2nd Place

Grime Photoshoot        

Main Street Magazine, UNH

Matti Adams, Justin LeBlanc

Looks professionally done. I like the overprint of the black and the background behind the series of photos. Nice color selection.

3rd Place

Campus Commentary Cartoons

The Saint Anselm Crier

John Provost               

The ChatGPT one made me laugh. Style is simple, gets points across and reproduces well.

Best Photo/Video

1st Place

The Equinox, KSC

Spring Concert revival

Nicole Dumont

Excellent lighting and dynamic energy. Not an easy image to create. If I had one critique, it would be that there’s a little too much space at the top of the photo; I would have cropped down to remove the hand on the very top left corner of the frame.

2nd Place

Main Street Magazine

God and Country No.1
Se Choi
This photo shouldn’t work compositionally, and yet somehow it does. It’s an intriguing frame with the significant empty space in the center, the people’s backs and the random arm in the foreground, the distant walkway. It imparts a sense of disorientation and distance, which is what I think the photographer was aiming for.

3rd Place

The New Englander, NEC

Holi Festival at NEC

Lilli McCormack
Nice lighting and color. Strong sense of place and of the celebration. The frame is a little too tall and could be cropped to better focus on the subject. Also, be careful to not cut off your subjects at the ankles.

General Excellence

1st Place: The Clock, PSU
Staff
Everybody likes a rebirth story and happily the Clock lives up to our hopes. Issue had everything you want in a college paper: Hard news about student government transparency; school-interest stories about Pathern Premiere, that Robert Frost statue, study spots; reviews of art and food but also hiking (this is Plymouth after all); opinion pieces; even tedious but useful items like the WPCR schedule.  Layout could use improvement – I got a little lost following stories – but this is a great effort, especially built from scratch.

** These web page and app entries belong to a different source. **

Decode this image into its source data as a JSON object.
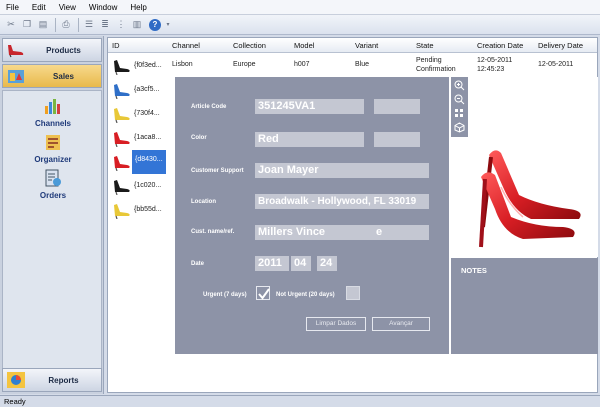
{
  "menu": [
    "File",
    "Edit",
    "View",
    "Window",
    "Help"
  ],
  "toolbar": {
    "help_label": "?"
  },
  "nav": {
    "products_label": "Products",
    "sales_label": "Sales",
    "reports_label": "Reports",
    "sub_items": [
      "Channels",
      "Organizer",
      "Orders"
    ]
  },
  "grid": {
    "columns": [
      "ID",
      "Channel",
      "Collection",
      "Model",
      "Variant",
      "State",
      "Creation Date",
      "Delivery Date"
    ],
    "first_row": {
      "channel": "Lisbon",
      "collection": "Europe",
      "model": "h007",
      "variant": "Blue",
      "state": "Pending Confirmation",
      "creation_date": "12-05-2011 12:45:23",
      "delivery_date": "12-05-2011"
    },
    "ids": [
      "{f0f3ed...",
      "{a3cf5...",
      "{730f4...",
      "{1aca8...",
      "{d8430...",
      "{1c020...",
      "{bb55d..."
    ],
    "selected_index": 4
  },
  "dialog": {
    "article_code_label": "Article Code",
    "article_code": "351245VA1",
    "color_label": "Color",
    "color": "Red",
    "support_label": "Customer Support",
    "support": "Joan Mayer",
    "location_label": "Location",
    "location": "Broadwalk - Hollywood, FL 33019",
    "cust_label": "Cust. name/ref.",
    "cust": "Millers Vince",
    "cust_suffix": "e",
    "date_label": "Date",
    "date_year": "2011",
    "date_month": "04",
    "date_day": "24",
    "urgent_label": "Urgent (7 days)",
    "not_urgent_label": "Not Urgent (20 days)",
    "clear_label": "Limpar Dados",
    "next_label": "Avançar"
  },
  "notes_label": "NOTES",
  "status": "Ready",
  "colors": {
    "accent": "#3375d6",
    "dialog": "#8d93a7",
    "shoe_red": "#d81e24"
  }
}
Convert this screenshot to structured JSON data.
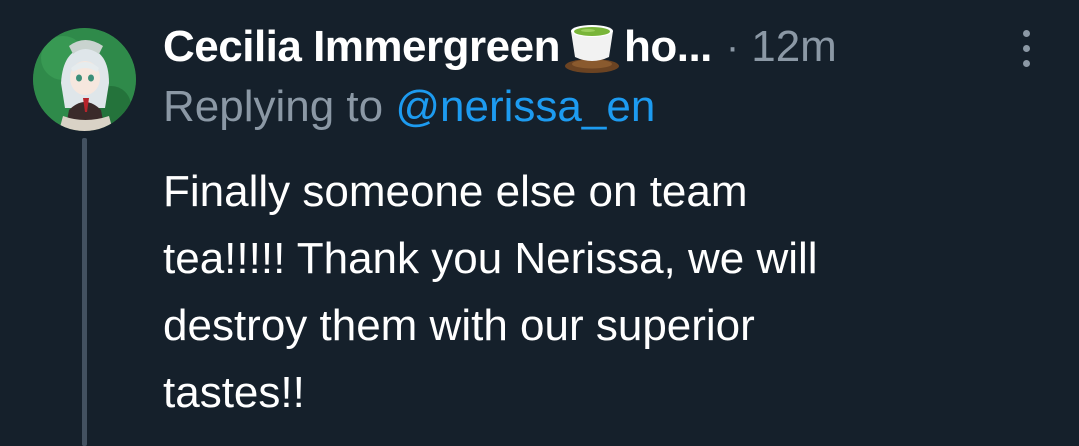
{
  "tweet": {
    "author_name": "Cecilia Immergreen",
    "author_name_tail": "ho...",
    "separator": "·",
    "time_ago": "12m",
    "reply_prefix": "Replying to",
    "reply_handle": "@nerissa_en",
    "body_lines": [
      "Finally someone else on team",
      "tea!!!!! Thank you Nerissa, we will",
      "destroy them with our superior",
      "tastes!!"
    ]
  },
  "icons": {
    "name_emoji": "tea-cup-icon",
    "more": "more-vertical-icon"
  },
  "colors": {
    "background": "#15202b",
    "primary_text": "#ffffff",
    "secondary_text": "#8b98a5",
    "link": "#1d9bf0",
    "thread_line": "#435160"
  }
}
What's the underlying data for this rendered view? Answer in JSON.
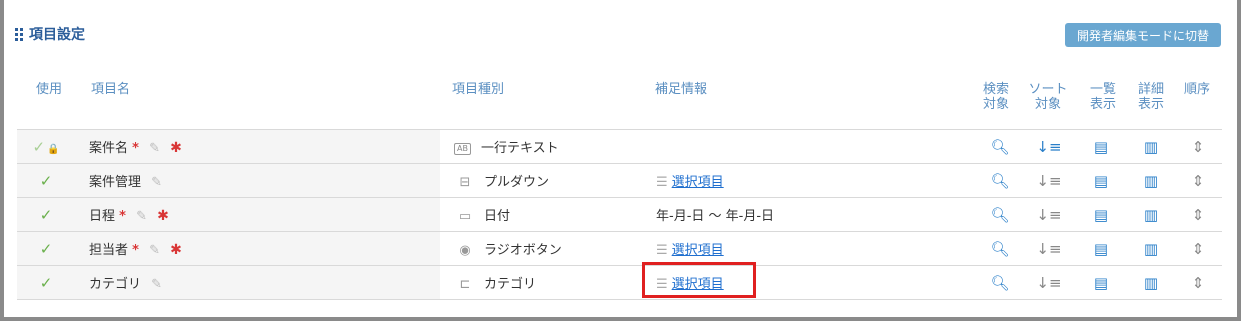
{
  "section_title": "項目設定",
  "dev_mode_button": "開発者編集モードに切替",
  "headers": {
    "use": "使用",
    "item_name": "項目名",
    "item_type": "項目種別",
    "extra_info": "補足情報",
    "search_1": "検索",
    "search_2": "対象",
    "sort_1": "ソート",
    "sort_2": "対象",
    "list_1": "一覧",
    "list_2": "表示",
    "detail_1": "詳細",
    "detail_2": "表示",
    "order": "順序"
  },
  "rows": [
    {
      "name": "案件名",
      "required": "*",
      "locked": true,
      "type": "一行テキスト",
      "type_icon": "text-field-icon",
      "info": ""
    },
    {
      "name": "案件管理",
      "required": "",
      "locked": false,
      "type": "プルダウン",
      "type_icon": "dropdown-icon",
      "info": "選択項目"
    },
    {
      "name": "日程",
      "required": "*",
      "locked": false,
      "type": "日付",
      "type_icon": "calendar-icon",
      "info": "年-月-日 ～ 年-月-日"
    },
    {
      "name": "担当者",
      "required": "*",
      "locked": false,
      "type": "ラジオボタン",
      "type_icon": "radio-icon",
      "info": "選択項目"
    },
    {
      "name": "カテゴリ",
      "required": "",
      "locked": false,
      "type": "カテゴリ",
      "type_icon": "category-icon",
      "info": "選択項目"
    }
  ],
  "type_badge": "AB",
  "colors": {
    "accent": "#2b5d9a",
    "button": "#6aa7d1",
    "highlight": "#e02020",
    "check": "#6ab04c"
  }
}
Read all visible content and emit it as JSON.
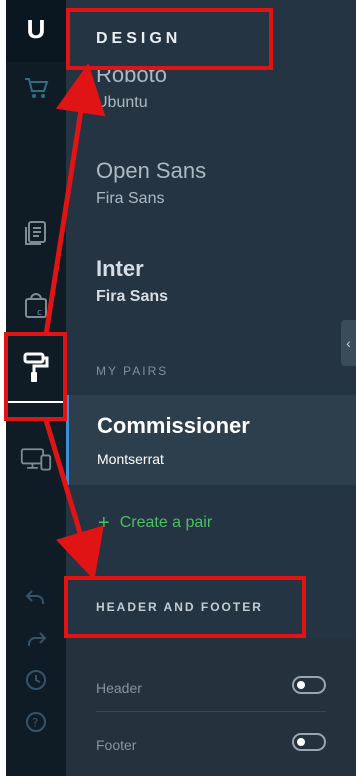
{
  "app": {
    "logo": "U"
  },
  "panel": {
    "title": "DESIGN",
    "font_pairs": [
      {
        "heading": "Roboto",
        "body": "Ubuntu"
      },
      {
        "heading": "Open Sans",
        "body": "Fira Sans"
      },
      {
        "heading": "Inter",
        "body": "Fira Sans"
      }
    ],
    "my_pairs_label": "MY PAIRS",
    "selected_pair": {
      "heading": "Commissioner",
      "body": "Montserrat"
    },
    "create_pair_label": "Create a pair",
    "header_footer_title": "HEADER AND FOOTER",
    "rows": [
      {
        "label": "Header",
        "enabled": false
      },
      {
        "label": "Footer",
        "enabled": false
      }
    ]
  },
  "icons": {
    "rail": [
      "cart-icon",
      "pages-icon",
      "apps-icon",
      "paint-roller-icon",
      "devices-icon",
      "undo-icon",
      "redo-icon",
      "history-icon",
      "help-icon"
    ],
    "collapse": "chevron-left-icon"
  },
  "colors": {
    "rail_bg": "#0f1c26",
    "panel_bg": "#243443",
    "accent_green": "#4cbf63",
    "selection_border": "#3b8fd9",
    "annotation_red": "#e01414"
  }
}
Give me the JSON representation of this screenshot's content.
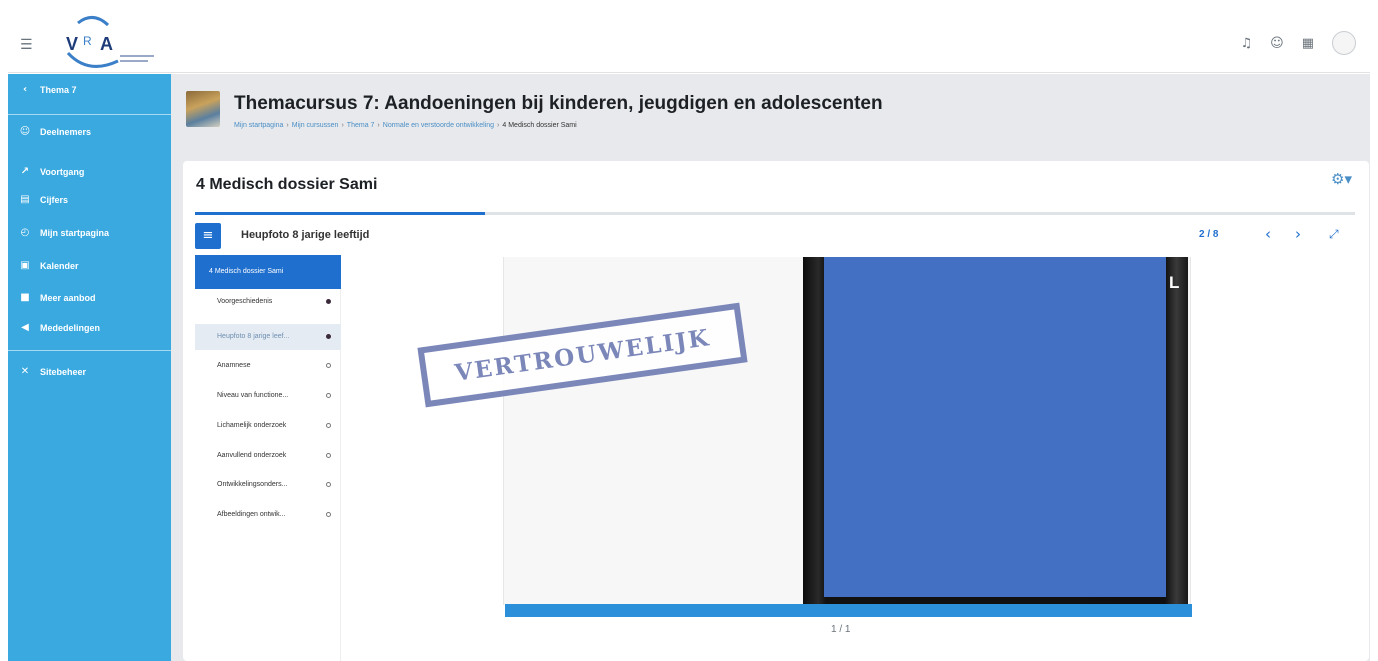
{
  "header": {
    "logo_text": "VRA",
    "icons": [
      "bell-icon",
      "chat-icon",
      "grid-icon"
    ]
  },
  "sidebar": {
    "items": [
      {
        "label": "Thema 7",
        "icon": "chevron-left-icon"
      },
      {
        "label": "Deelnemers",
        "icon": "users-icon"
      },
      {
        "label": "Voortgang",
        "icon": "chart-icon"
      },
      {
        "label": "Cijfers",
        "icon": "table-icon"
      },
      {
        "label": "Mijn startpagina",
        "icon": "speedometer-icon"
      },
      {
        "label": "Kalender",
        "icon": "calendar-icon"
      },
      {
        "label": "Meer aanbod",
        "icon": "book-icon"
      },
      {
        "label": "Mededelingen",
        "icon": "megaphone-icon"
      },
      {
        "label": "Sitebeheer",
        "icon": "wrench-icon"
      }
    ]
  },
  "course": {
    "title": "Themacursus 7: Aandoeningen bij kinderen, jeugdigen en adolescenten",
    "breadcrumb": [
      "Mijn startpagina",
      "Mijn cursussen",
      "Thema 7",
      "Normale en verstoorde ontwikkeling",
      "4 Medisch dossier Sami"
    ],
    "breadcrumb_sep": "›"
  },
  "page": {
    "title": "4 Medisch dossier Sami"
  },
  "viewer": {
    "progress_percent": 25,
    "menu_icon": "menu-icon",
    "slide_title": "Heupfoto 8 jarige leeftijd",
    "counter": "2 / 8",
    "prev": "‹",
    "next": "›",
    "fullscreen": "⤢",
    "toc_title": "4 Medisch dossier Sami",
    "toc_items": [
      {
        "label": "Voorgeschiedenis",
        "state": "filled",
        "active": false
      },
      {
        "label": "Heupfoto 8 jarige leef...",
        "state": "filled",
        "active": true
      },
      {
        "label": "Anamnese",
        "state": "empty",
        "active": false
      },
      {
        "label": "Niveau van functione...",
        "state": "empty",
        "active": false
      },
      {
        "label": "Lichamelijk onderzoek",
        "state": "empty",
        "active": false
      },
      {
        "label": "Aanvullend onderzoek",
        "state": "empty",
        "active": false
      },
      {
        "label": "Ontwikkelingsonders...",
        "state": "empty",
        "active": false
      },
      {
        "label": "Afbeeldingen ontwik...",
        "state": "empty",
        "active": false
      }
    ],
    "stamp": "VERTROUWELIJK",
    "xray_marker": "L",
    "page_count": "1 / 1"
  },
  "colors": {
    "sidebar": "#39a9e0",
    "accent": "#1f6fcf",
    "stamp": "#7b86b9",
    "xray_overlay": "#4470c4"
  }
}
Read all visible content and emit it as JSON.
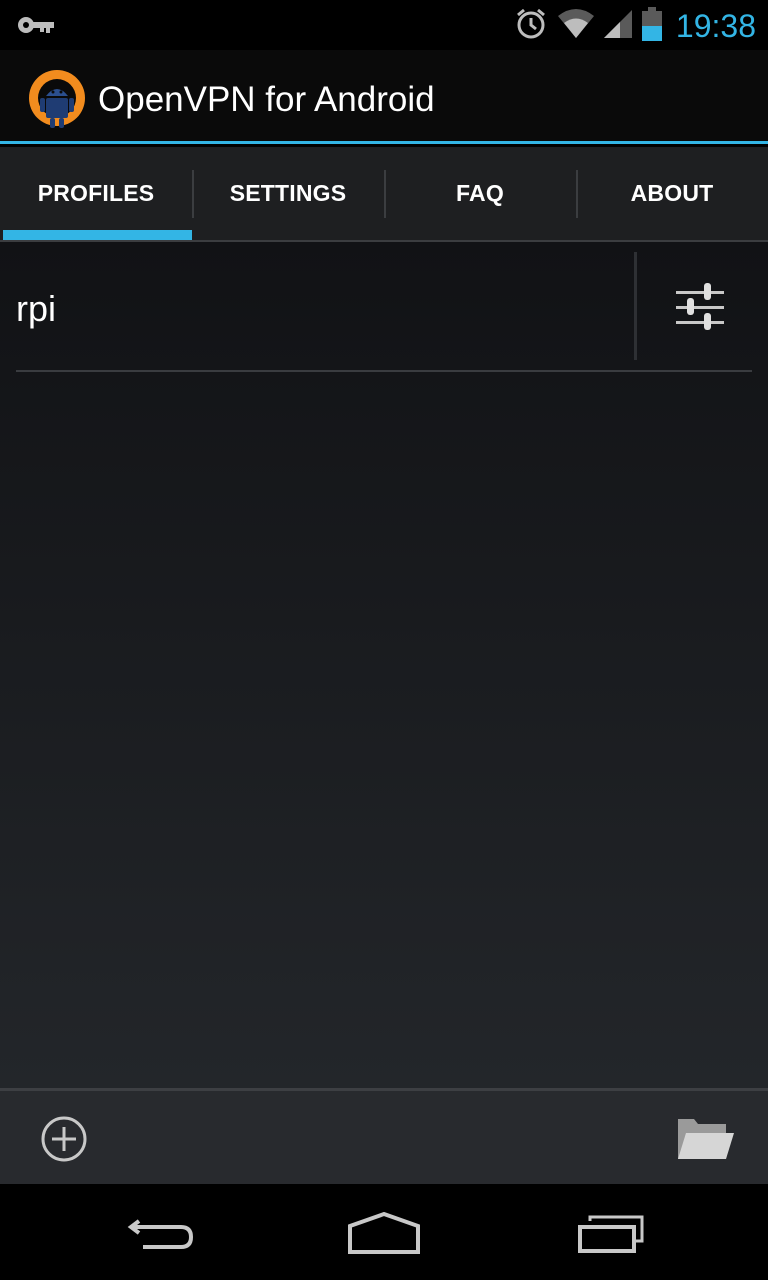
{
  "status_bar": {
    "time": "19:38",
    "icons": [
      "vpn-key-icon",
      "alarm-icon",
      "wifi-icon",
      "signal-icon",
      "battery-icon"
    ]
  },
  "action_bar": {
    "title": "OpenVPN for Android",
    "logo": "openvpn-logo"
  },
  "tabs": [
    {
      "label": "PROFILES",
      "active": true
    },
    {
      "label": "SETTINGS",
      "active": false
    },
    {
      "label": "FAQ",
      "active": false
    },
    {
      "label": "ABOUT",
      "active": false
    }
  ],
  "profiles": [
    {
      "name": "rpi",
      "edit_icon": "sliders-icon"
    }
  ],
  "bottom_bar": {
    "add_icon": "add-circle-icon",
    "import_icon": "folder-open-icon"
  },
  "nav_bar": {
    "icons": [
      "back-icon",
      "home-icon",
      "recent-apps-icon"
    ]
  },
  "colors": {
    "accent": "#33b5e5",
    "logo_orange": "#f28c1e",
    "logo_blue": "#1f3c73"
  }
}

2nd Place

The Equinox website, KSC

Staff                

“‘At-risk pay’ is the sort of story that gets few clicks, takes a lot of time and double-checking, irritates sources but is central to the role of local journalism. Kudos. Good mix of coverage, from student life to sports to uncomfortable news like the hazing scandal. I give it the edge over equally good coverage at UNH because this may be the best-looking news website I’ve ever seen, both on the web and, more importantly, on my phone. Easy to navigate, easy on the eyes.

3rd Place

The New Hampshire, UNH

Staff

I like the coverage of the “budget reset” – the biggest thing affecting UNH right now. I don’t think this paper can cover this subject too much, even though (let’s be honest) a lot of student readers’ eyes will glaze over. The New Hampshire has maintained high standards for so long that it’s easy to take it for granted. It’s a solid university paper so it almost feels unfair to give it a third place. The online layout could be spruced up.